Meanwhile, Sisayan stresses that time and lack of manpower were their biggest challenges. “I had envisioned the Laguna campus to be a good venue for a TEDx event. However, we weren’t able to materialize such kind of an event due to the preparation time needed in organizing one,” he continues. “We also lack the manpower as each unit in STCG only has eight to ten officers in it. Compared to our Taft counterparts, it would really take time for us to craft such big events.”
On the other hand, the students claim that among the USG’s setbacks include the “lack of transparency and the leaders’ competence.”
Joseph* laments that the USG displayed a lack of transparency regarding certain processes, leading to scandals that question the legitimacy and reliability of the USG. “Also, they had a habit of beating around the bush in some scandals, preferring to contain the issue rather than being upfront about it,” he notes.
Kina* hits that the students can only feel the USG during the campaign and election period just because they want to gain votes. Her impression of the USG is that they are not sincere. “Almost anything the USG does, we find it appalling, like, that’s great look at them try so hard,” she expresses. “The problem with USG is that they don’t keep their word. They keep sugarcoating their words but do they actually live up to them? I don’t think so.”
Rina* thinks the same as she feels that in order for the USG to completely fulfill their duties, the student body should also cooperate. “The student body should work hand in hand with its government for a smoother and a more effective dissemination of roles,” she elaborates.
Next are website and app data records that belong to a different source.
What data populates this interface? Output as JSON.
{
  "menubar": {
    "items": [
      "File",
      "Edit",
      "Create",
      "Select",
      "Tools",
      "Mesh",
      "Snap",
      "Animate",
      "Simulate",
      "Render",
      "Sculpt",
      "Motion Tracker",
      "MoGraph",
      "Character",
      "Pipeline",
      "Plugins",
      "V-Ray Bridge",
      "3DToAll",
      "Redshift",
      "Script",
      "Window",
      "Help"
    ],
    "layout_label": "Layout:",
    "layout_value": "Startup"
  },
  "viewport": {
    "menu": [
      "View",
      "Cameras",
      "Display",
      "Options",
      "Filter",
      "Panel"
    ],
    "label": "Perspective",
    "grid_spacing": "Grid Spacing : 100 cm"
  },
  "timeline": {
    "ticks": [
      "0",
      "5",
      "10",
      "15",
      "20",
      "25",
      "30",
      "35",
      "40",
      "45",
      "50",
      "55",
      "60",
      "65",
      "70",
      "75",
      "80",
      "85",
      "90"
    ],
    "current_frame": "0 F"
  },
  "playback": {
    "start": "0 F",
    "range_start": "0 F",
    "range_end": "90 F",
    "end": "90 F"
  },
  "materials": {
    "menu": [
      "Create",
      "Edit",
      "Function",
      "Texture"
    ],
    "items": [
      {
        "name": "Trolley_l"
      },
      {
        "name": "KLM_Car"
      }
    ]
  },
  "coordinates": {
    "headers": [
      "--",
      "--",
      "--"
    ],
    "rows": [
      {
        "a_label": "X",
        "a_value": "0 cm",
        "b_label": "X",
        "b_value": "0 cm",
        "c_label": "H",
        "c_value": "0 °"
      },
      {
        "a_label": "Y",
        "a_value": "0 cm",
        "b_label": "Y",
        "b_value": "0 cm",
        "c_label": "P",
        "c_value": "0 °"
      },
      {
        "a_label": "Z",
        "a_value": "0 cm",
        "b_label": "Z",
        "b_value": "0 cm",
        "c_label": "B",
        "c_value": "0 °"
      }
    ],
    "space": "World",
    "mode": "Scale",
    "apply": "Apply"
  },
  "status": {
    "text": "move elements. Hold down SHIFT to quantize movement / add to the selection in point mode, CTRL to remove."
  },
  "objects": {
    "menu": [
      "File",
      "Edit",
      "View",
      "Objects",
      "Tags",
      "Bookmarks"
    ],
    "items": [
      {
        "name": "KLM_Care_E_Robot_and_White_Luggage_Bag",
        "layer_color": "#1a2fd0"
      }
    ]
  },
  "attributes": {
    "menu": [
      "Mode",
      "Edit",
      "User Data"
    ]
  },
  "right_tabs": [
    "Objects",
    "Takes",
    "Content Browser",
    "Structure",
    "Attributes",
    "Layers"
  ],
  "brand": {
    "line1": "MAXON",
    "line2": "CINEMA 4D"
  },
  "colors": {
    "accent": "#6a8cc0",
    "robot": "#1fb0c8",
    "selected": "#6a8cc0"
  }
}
Lastly, Tria* thinks that as a student, one can contribute to the USG if they start voicing out opinions about them and their activities. “For so long, I’ve been keeping my mouth shut regarding the things they have done. Next school year, I want to be heard because I really think that the USG is not actually representing the student body,” she asserts. “I think now is the best time to stand up to them and make them realize that there’s something wrong with the system.”
Looking forward, final messages
“The USG may continue to innovate communication channels, find new ways to engage and get the participation of students, further engage the students in national affairs as we have started this year, and continue to push for relevant programs that would improve the student life of everyone in DLSU,” Otayza enumerates.
On the other hand, Sisayan emphasizes the need for the STCG to continue working towards collaboration.
“Personally, I think the next STCG should work on improving collaboration with different organizations. In this way, we get to create bigger opportunities for our fellow students. Inside the campus, I would like the STCG to have more collaboration projects with the Senior High School,” Sisayan explains. “The next steps would be to increase partnerships with the different offices inside the University.”
Tria believes that there should be proper implementation on each project. “All of the budget and other statistics should also be provided in their Facebook pages and websites because if the Philippine government and other agencies can provide that in their sites, why not our own University?” she questions.
Before ending the year, the USG officers express their gratitude to the student body for having been given the opportunity to initiate various programs and activities. “Whether it is the Manila or Laguna campus, [we] will soon be one of the greatest in our country. With this we have to keep on striving to help make the ambiance more vibrant, and to make the process and policies more conducive to our learning experience,” Sisayan concludes.
*Names with asterisks are pseudonyms.